- **Exercise aim**
Please reproduce the data exactly and omit the pictures.

** Opening Data for the task block **

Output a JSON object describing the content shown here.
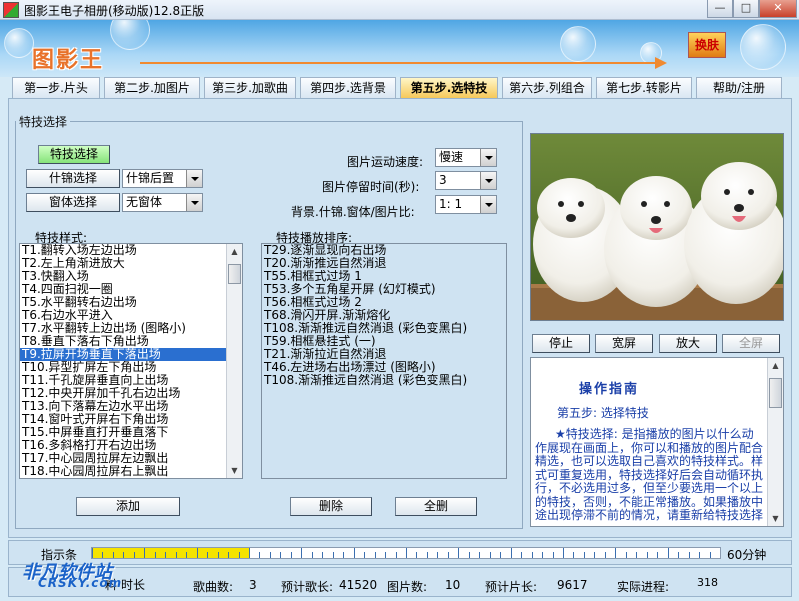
{
  "window": {
    "title": "图影王电子相册(移动版)12.8正版"
  },
  "banner": {
    "logo_text": "图影王",
    "skin_button": "换肤"
  },
  "tabs": [
    {
      "label": "第一步.片头"
    },
    {
      "label": "第二步.加图片"
    },
    {
      "label": "第三步.加歌曲"
    },
    {
      "label": "第四步.选背景"
    },
    {
      "label": "第五步.选特技"
    },
    {
      "label": "第六步.列组合"
    },
    {
      "label": "第七步.转影片"
    },
    {
      "label": "帮助/注册"
    }
  ],
  "effects_group": {
    "legend": "特技选择",
    "effect_select_button": "特技选择",
    "brocade_select_button": "什锦选择",
    "brocade_combo_value": "什锦后置",
    "window_select_button": "窗体选择",
    "window_combo_value": "无窗体",
    "speed_label": "图片运动速度:",
    "speed_value": "慢速",
    "pause_label": "图片停留时间(秒):",
    "pause_value": "3",
    "ratio_label": "背景.什锦.窗体/图片比:",
    "ratio_value": "1: 1",
    "styles_label": "特技样式:",
    "order_label": "特技播放排序:",
    "styles": [
      "T1.翻转入场左边出场",
      "T2.左上角渐进放大",
      "T3.快翻入场",
      "T4.四面扫视一圈",
      "T5.水平翻转右边出场",
      "T6.右边水平进入",
      "T7.水平翻转上边出场     (图略小)",
      "T8.垂直下落右下角出场",
      "T9.拉屏开场垂直下落出场",
      "T10.异型扩屏左下角出场",
      "T11.千孔旋屏垂直向上出场",
      "T12.中央开屏加千孔右边出场",
      "T13.向下落幕左边水平出场",
      "T14.窗叶式开屏右下角出场",
      "T15.中屏垂直打开垂直落下",
      "T16.多斜格打开右边出场",
      "T17.中心园周拉屏左边飘出",
      "T18.中心园周拉屏右上飘出"
    ],
    "selected_style_index": 8,
    "order": [
      "T29.逐渐显现向右出场",
      "T20.渐渐推远自然消退",
      "T55.相框式过场 1",
      "T53.多个五角星开屏   (幻灯模式)",
      "T56.相框式过场 2",
      "T68.滑闪开屏.渐渐熔化",
      "T108.渐渐推远自然消退     (彩色变黑白)",
      "T59.相框悬挂式 (一)",
      "T21.渐渐拉近自然消退",
      "T46.左进场右出场漂过       (图略小)",
      "T108.渐渐推远自然消退     (彩色变黑白)"
    ],
    "add_button": "添加",
    "delete_button": "删除",
    "delete_all_button": "全删"
  },
  "preview": {
    "stop_button": "停止",
    "wide_button": "宽屏",
    "zoom_button": "放大",
    "fullscreen_button": "全屏"
  },
  "guide": {
    "title": "操作指南",
    "step": "第五步: 选择特技",
    "body": "★特技选择: 是指播放的图片以什么动作展现在画面上，你可以和播放的图片配合精选，也可以选取自己喜欢的特技样式。样式可重复选用，特技选择好后会自动循环执行，不必选用过多，但至少要选用一个以上的特技，否则，不能正常播放。如果播放中途出现停滞不前的情况，请重新给特技选择"
  },
  "status": {
    "indicator_label": "指示条",
    "progress_fraction": 0.25,
    "duration_label": "60分钟",
    "song_count_label": "歌曲数:",
    "song_count_value": "3",
    "est_song_length_label": "预计歌长:",
    "est_song_length_value": "41520",
    "image_count_label": "图片数:",
    "image_count_value": "10",
    "est_film_length_label": "预计片长:",
    "est_film_length_value": "9617",
    "actual_progress_label": "实际进程:",
    "actual_progress_value": "318",
    "partial_left_label": "料",
    "partial_left_label2": "时长"
  },
  "watermark": {
    "line1": "非凡软件站",
    "line2": "CRSKY.com"
  }
}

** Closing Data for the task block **

- **Output of the task**
Output a JSON object describing the content shown here.
{
  "window": {
    "title": "图影王电子相册(移动版)12.8正版"
  },
  "banner": {
    "logo_text": "图影王",
    "skin_button": "换肤"
  },
  "tabs": [
    {
      "label": "第一步.片头"
    },
    {
      "label": "第二步.加图片"
    },
    {
      "label": "第三步.加歌曲"
    },
    {
      "label": "第四步.选背景"
    },
    {
      "label": "第五步.选特技"
    },
    {
      "label": "第六步.列组合"
    },
    {
      "label": "第七步.转影片"
    },
    {
      "label": "帮助/注册"
    }
  ],
  "effects_group": {
    "legend": "特技选择",
    "effect_select_button": "特技选择",
    "brocade_select_button": "什锦选择",
    "brocade_combo_value": "什锦后置",
    "window_select_button": "窗体选择",
    "window_combo_value": "无窗体",
    "speed_label": "图片运动速度:",
    "speed_value": "慢速",
    "pause_label": "图片停留时间(秒):",
    "pause_value": "3",
    "ratio_label": "背景.什锦.窗体/图片比:",
    "ratio_value": "1: 1",
    "styles_label": "特技样式:",
    "order_label": "特技播放排序:",
    "styles": [
      "T1.翻转入场左边出场",
      "T2.左上角渐进放大",
      "T3.快翻入场",
      "T4.四面扫视一圈",
      "T5.水平翻转右边出场",
      "T6.右边水平进入",
      "T7.水平翻转上边出场     (图略小)",
      "T8.垂直下落右下角出场",
      "T9.拉屏开场垂直下落出场",
      "T10.异型扩屏左下角出场",
      "T11.千孔旋屏垂直向上出场",
      "T12.中央开屏加千孔右边出场",
      "T13.向下落幕左边水平出场",
      "T14.窗叶式开屏右下角出场",
      "T15.中屏垂直打开垂直落下",
      "T16.多斜格打开右边出场",
      "T17.中心园周拉屏左边飘出",
      "T18.中心园周拉屏右上飘出"
    ],
    "selected_style_index": 8,
    "order": [
      "T29.逐渐显现向右出场",
      "T20.渐渐推远自然消退",
      "T55.相框式过场 1",
      "T53.多个五角星开屏   (幻灯模式)",
      "T56.相框式过场 2",
      "T68.滑闪开屏.渐渐熔化",
      "T108.渐渐推远自然消退     (彩色变黑白)",
      "T59.相框悬挂式 (一)",
      "T21.渐渐拉近自然消退",
      "T46.左进场右出场漂过       (图略小)",
      "T108.渐渐推远自然消退     (彩色变黑白)"
    ],
    "add_button": "添加",
    "delete_button": "删除",
    "delete_all_button": "全删"
  },
  "preview": {
    "stop_button": "停止",
    "wide_button": "宽屏",
    "zoom_button": "放大",
    "fullscreen_button": "全屏"
  },
  "guide": {
    "title": "操作指南",
    "step": "第五步: 选择特技",
    "body": "★特技选择: 是指播放的图片以什么动作展现在画面上，你可以和播放的图片配合精选，也可以选取自己喜欢的特技样式。样式可重复选用，特技选择好后会自动循环执行，不必选用过多，但至少要选用一个以上的特技，否则，不能正常播放。如果播放中途出现停滞不前的情况，请重新给特技选择"
  },
  "status": {
    "indicator_label": "指示条",
    "progress_fraction": 0.25,
    "duration_label": "60分钟",
    "song_count_label": "歌曲数:",
    "song_count_value": "3",
    "est_song_length_label": "预计歌长:",
    "est_song_length_value": "41520",
    "image_count_label": "图片数:",
    "image_count_value": "10",
    "est_film_length_label": "预计片长:",
    "est_film_length_value": "9617",
    "actual_progress_label": "实际进程:",
    "actual_progress_value": "318",
    "partial_left_label": "料",
    "partial_left_label2": "时长"
  },
  "watermark": {
    "line1": "非凡软件站",
    "line2": "CRSKY.com"
  }
}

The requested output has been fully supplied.